╭──

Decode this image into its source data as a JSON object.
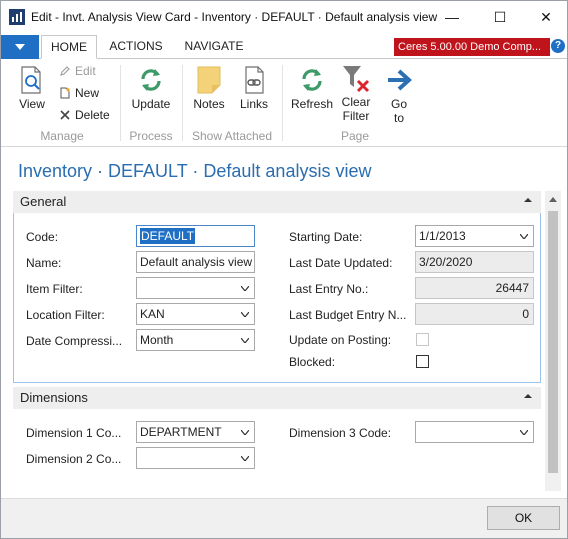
{
  "window": {
    "title": "Edit - Invt. Analysis View Card - Inventory · DEFAULT · Default analysis view",
    "minimize_glyph": "—",
    "maximize_glyph": "☐",
    "close_glyph": "✕"
  },
  "ribbon": {
    "tabs": [
      {
        "label": "HOME",
        "active": true
      },
      {
        "label": "ACTIONS",
        "active": false
      },
      {
        "label": "NAVIGATE",
        "active": false
      }
    ],
    "company": "Ceres 5.00.00 Demo Comp...",
    "help_glyph": "?",
    "groups": [
      {
        "label": "Manage",
        "actions": [
          "View",
          "Edit",
          "New",
          "Delete"
        ]
      },
      {
        "label": "Process",
        "actions": [
          "Update"
        ]
      },
      {
        "label": "Show Attached",
        "actions": [
          "Notes",
          "Links"
        ]
      },
      {
        "label": "Page",
        "actions": [
          "Refresh",
          "Clear Filter",
          "Go to"
        ]
      }
    ],
    "view": "View",
    "edit": "Edit",
    "new": "New",
    "delete": "Delete",
    "update": "Update",
    "notes": "Notes",
    "links": "Links",
    "refresh": "Refresh",
    "clear_filter_1": "Clear",
    "clear_filter_2": "Filter",
    "go_to_1": "Go",
    "go_to_2": "to",
    "group_manage": "Manage",
    "group_process": "Process",
    "group_show_attached": "Show Attached",
    "group_page": "Page"
  },
  "page_title": "Inventory · DEFAULT · Default analysis view",
  "general": {
    "title": "General",
    "fields": {
      "code": {
        "label": "Code:",
        "value": "DEFAULT"
      },
      "name": {
        "label": "Name:",
        "value": "Default analysis view"
      },
      "item_filter": {
        "label": "Item Filter:",
        "value": ""
      },
      "location_filter": {
        "label": "Location Filter:",
        "value": "KAN"
      },
      "date_compression": {
        "label": "Date Compressi...",
        "value": "Month"
      },
      "starting_date": {
        "label": "Starting Date:",
        "value": "1/1/2013"
      },
      "last_date_updated": {
        "label": "Last Date Updated:",
        "value": "3/20/2020"
      },
      "last_entry_no": {
        "label": "Last Entry No.:",
        "value": "26447"
      },
      "last_budget_entry_no": {
        "label": "Last Budget Entry N...",
        "value": "0"
      },
      "update_on_posting": {
        "label": "Update on Posting:",
        "checked": false
      },
      "blocked": {
        "label": "Blocked:",
        "checked": false
      }
    }
  },
  "dimensions": {
    "title": "Dimensions",
    "fields": {
      "dimension_1_code": {
        "label": "Dimension 1 Co...",
        "value": "DEPARTMENT"
      },
      "dimension_2_code": {
        "label": "Dimension 2 Co...",
        "value": ""
      },
      "dimension_3_code": {
        "label": "Dimension 3 Code:",
        "value": ""
      }
    }
  },
  "footer": {
    "ok_label": "OK"
  },
  "colors": {
    "accent": "#1f6fc5",
    "title_blue": "#2a6db0",
    "company_badge": "#c0141c",
    "refresh_green": "#3f9a6a",
    "clear_filter_red": "#d9262c",
    "notes_yellow": "#f4d27a"
  }
}
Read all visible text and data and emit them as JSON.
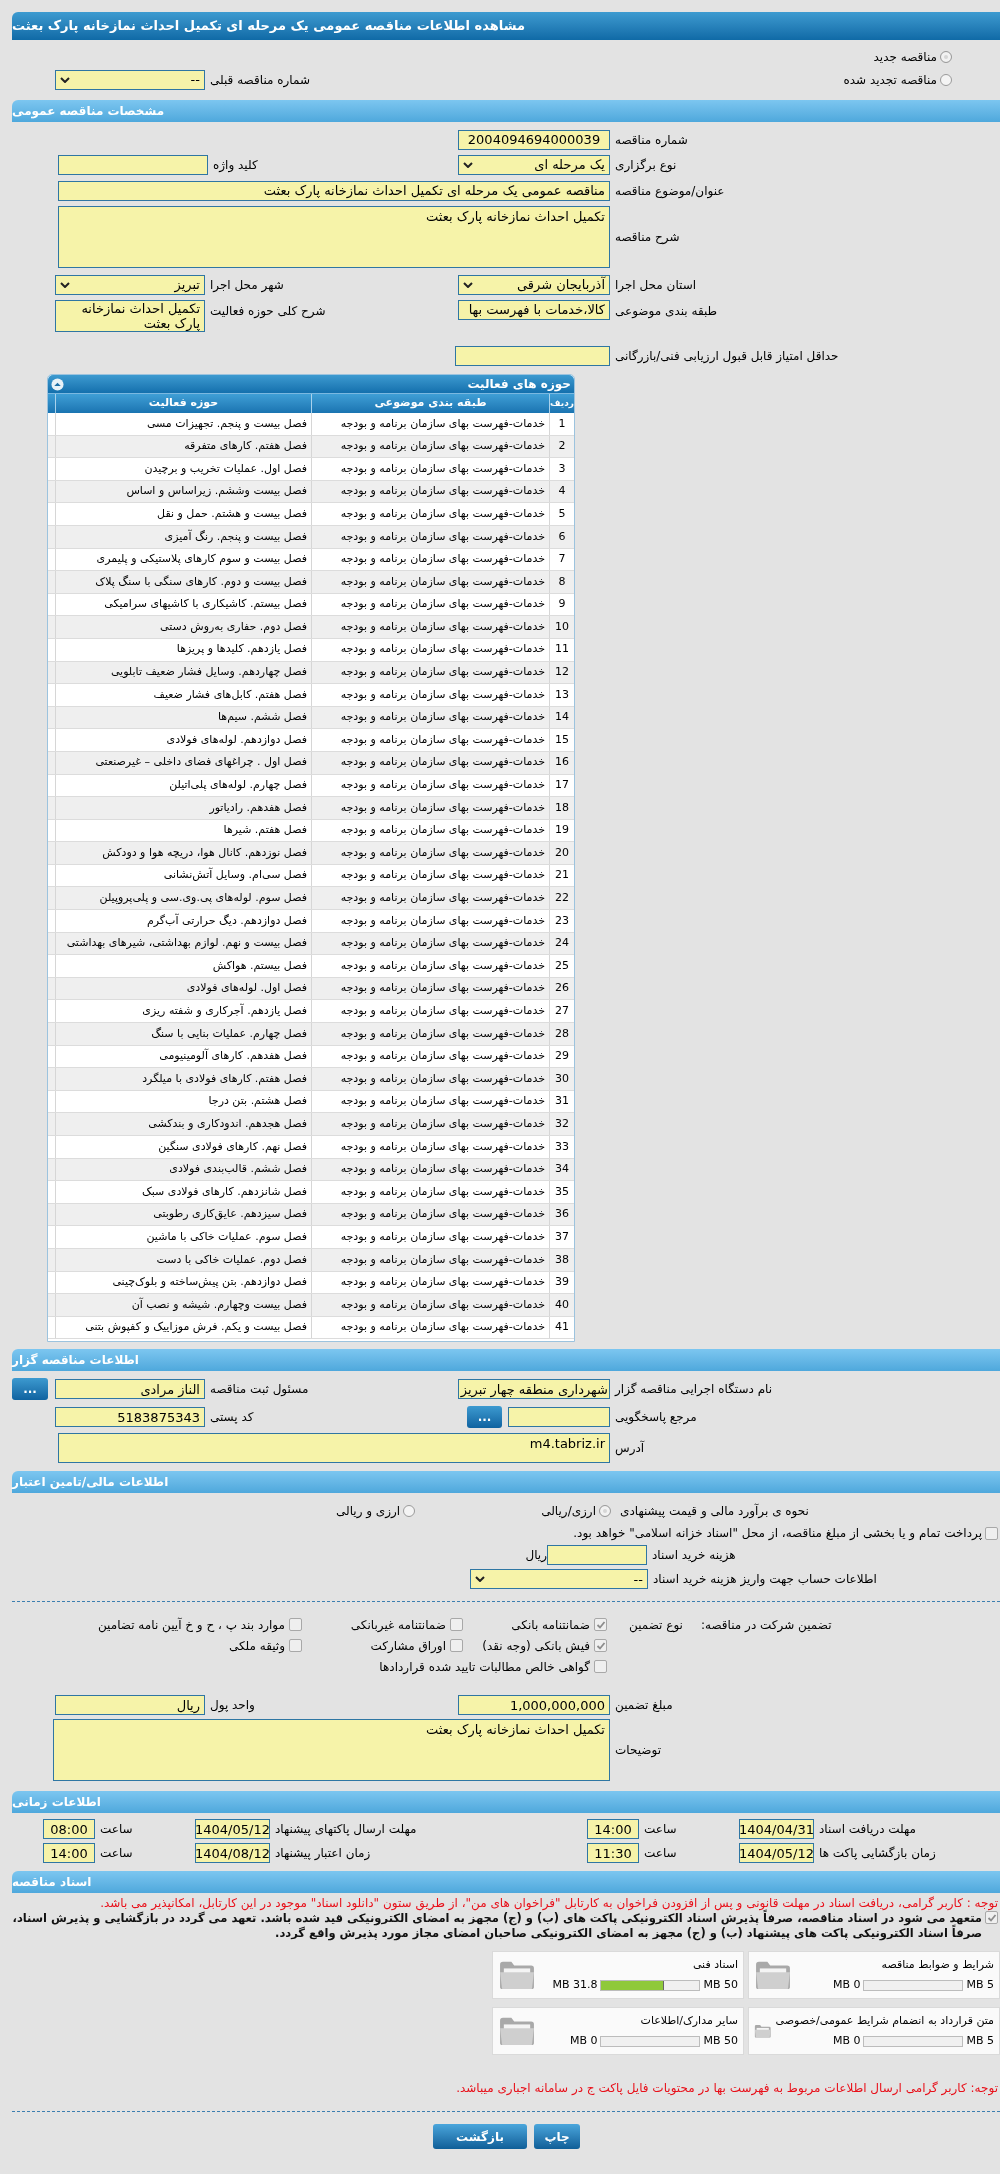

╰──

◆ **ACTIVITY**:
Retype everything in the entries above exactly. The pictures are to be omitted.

◆ **REPLY**:
Decode this image into its source data as a JSON object.
{
  "window": {
    "title": "Edit - Invt. Analysis View Card - Inventory · DEFAULT · Default analysis view",
    "minimize_glyph": "—",
    "maximize_glyph": "☐",
    "close_glyph": "✕"
  },
  "ribbon": {
    "tabs": [
      {
        "label": "HOME",
        "active": true
      },
      {
        "label": "ACTIONS",
        "active": false
      },
      {
        "label": "NAVIGATE",
        "active": false
      }
    ],
    "company": "Ceres 5.00.00 Demo Comp...",
    "help_glyph": "?",
    "groups": [
      {
        "label": "Manage",
        "actions": [
          "View",
          "Edit",
          "New",
          "Delete"
        ]
      },
      {
        "label": "Process",
        "actions": [
          "Update"
        ]
      },
      {
        "label": "Show Attached",
        "actions": [
          "Notes",
          "Links"
        ]
      },
      {
        "label": "Page",
        "actions": [
          "Refresh",
          "Clear Filter",
          "Go to"
        ]
      }
    ],
    "view": "View",
    "edit": "Edit",
    "new": "New",
    "delete": "Delete",
    "update": "Update",
    "notes": "Notes",
    "links": "Links",
    "refresh": "Refresh",
    "clear_filter_1": "Clear",
    "clear_filter_2": "Filter",
    "go_to_1": "Go",
    "go_to_2": "to",
    "group_manage": "Manage",
    "group_process": "Process",
    "group_show_attached": "Show Attached",
    "group_page": "Page"
  },
  "page_title": "Inventory · DEFAULT · Default analysis view",
  "general": {
    "title": "General",
    "fields": {
      "code": {
        "label": "Code:",
        "value": "DEFAULT"
      },
      "name": {
        "label": "Name:",
        "value": "Default analysis view"
      },
      "item_filter": {
        "label": "Item Filter:",
        "value": ""
      },
      "location_filter": {
        "label": "Location Filter:",
        "value": "KAN"
      },
      "date_compression": {
        "label": "Date Compressi...",
        "value": "Month"
      },
      "starting_date": {
        "label": "Starting Date:",
        "value": "1/1/2013"
      },
      "last_date_updated": {
        "label": "Last Date Updated:",
        "value": "3/20/2020"
      },
      "last_entry_no": {
        "label": "Last Entry No.:",
        "value": "26447"
      },
      "last_budget_entry_no": {
        "label": "Last Budget Entry N...",
        "value": "0"
      },
      "update_on_posting": {
        "label": "Update on Posting:",
        "checked": false
      },
      "blocked": {
        "label": "Blocked:",
        "checked": false
      }
    }
  },
  "dimensions": {
    "title": "Dimensions",
    "fields": {
      "dimension_1_code": {
        "label": "Dimension 1 Co...",
        "value": "DEPARTMENT"
      },
      "dimension_2_code": {
        "label": "Dimension 2 Co...",
        "value": ""
      },
      "dimension_3_code": {
        "label": "Dimension 3 Code:",
        "value": ""
      }
    }
  },
  "footer": {
    "ok_label": "OK"
  },
  "colors": {
    "accent": "#1f6fc5",
    "title_blue": "#2a6db0",
    "company_badge": "#c0141c",
    "refresh_green": "#3f9a6a",
    "clear_filter_red": "#d9262c",
    "notes_yellow": "#f4d27a"
  }
}
Read all visible text and data and emit them as JSON.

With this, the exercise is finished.